Let $r$ be the unique integer for which $q_r \le b \le q_{r+1}$.


Then:

\(\displaystyle \left\vert{q_r x - p_r}\right\vert\) \(\le\) \(\displaystyle \left\vert{b x - a}\right\vert\) Convergents are Best Approximations
\(\displaystyle \) \(=\) \(\displaystyle b \left\vert{x - \frac a b}\right\vert\)
\(\displaystyle \) \(<\) \(\displaystyle b \times \frac 1 {2 b^2}\)
\(\displaystyle \) \(=\) \(\displaystyle \frac 1 {2b}\)

Therefore:

$\displaystyle q_r \left\vert{x - \frac {p_r} {q_r}}\right\vert < \frac 1 {2b}$

and so:

$\displaystyle \left\vert{x - \frac {p_r} {q_r}}\right\vert < \frac 1 {2 q_r b}$
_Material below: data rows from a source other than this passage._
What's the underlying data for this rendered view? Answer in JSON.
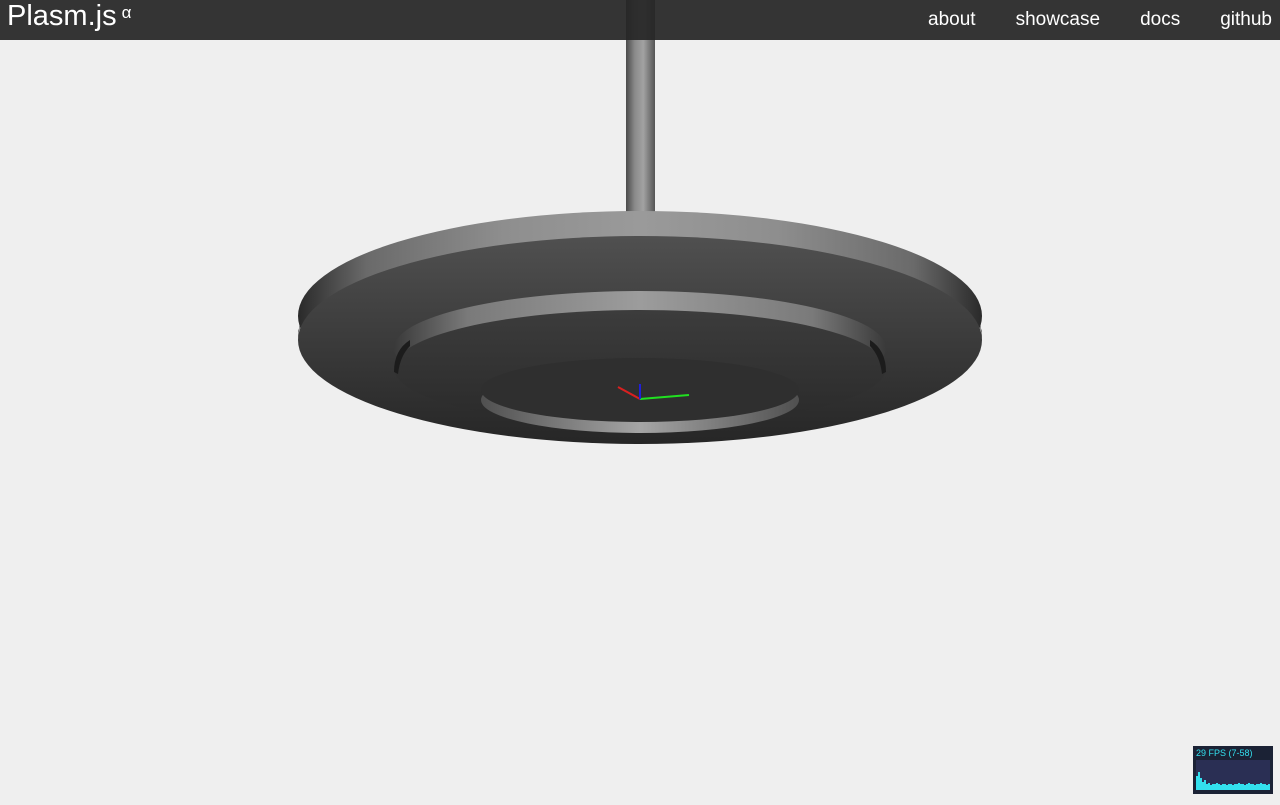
{
  "app": {
    "brand_name": "Plasm.js",
    "brand_suffix": "α"
  },
  "nav": {
    "items": [
      {
        "label": "about"
      },
      {
        "label": "showcase"
      },
      {
        "label": "docs"
      },
      {
        "label": "github"
      }
    ]
  },
  "stats": {
    "fps_text": "29 FPS (7-58)"
  },
  "scene": {
    "background": "#efefef",
    "model_color": "#4a4a4a",
    "axes": {
      "x_color": "#d92020",
      "y_color": "#20e020",
      "z_color": "#2020d9"
    }
  },
  "colors": {
    "topbar": "#262626",
    "stats_bg": "#1b2235",
    "stats_accent": "#33e0ee"
  }
}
Hence:

\(\displaystyle \left\vert{\frac a b - \frac {p_r} {q_r} }\right\vert\) \(\le\) \(\displaystyle \left\vert{x - \frac {p_r} {q_r} }\right\vert + \left\vert{x - \frac a b}\right\vert\) Triangle Inequality
\((1):\quad\) \(\displaystyle \) \(<\) \(\displaystyle \frac 1 {2 q_r b} + \frac 1 {2b^2}\)


Now note that $q_r a - p_r b$ is a integer, and also non-zero otherwise $\dfrac a b = \dfrac {p_r} {q_r}$ and we supposed (at the top of this proof) that it's not.

But we have:

\(\displaystyle \left\vert{\frac a b - \frac {p_r} {q_r} }\right\vert\) \(=\) \(\displaystyle \left\vert{\frac {q_r a - p_r b} {q_r b} }\right\vert\)
\((2):\quad\) \(\displaystyle \) \(\ge\) \(\displaystyle \frac 1 {q_r b}\)

So, combining results $(1)$ and $(2)$, we get:

$\displaystyle \frac 1 {q_r b} < \frac 1 {2 q_r b} + \frac 1 {2b^2}$

This simplifies to $q_r > b$, which contradicts our initial assumptions.

$\blacksquare$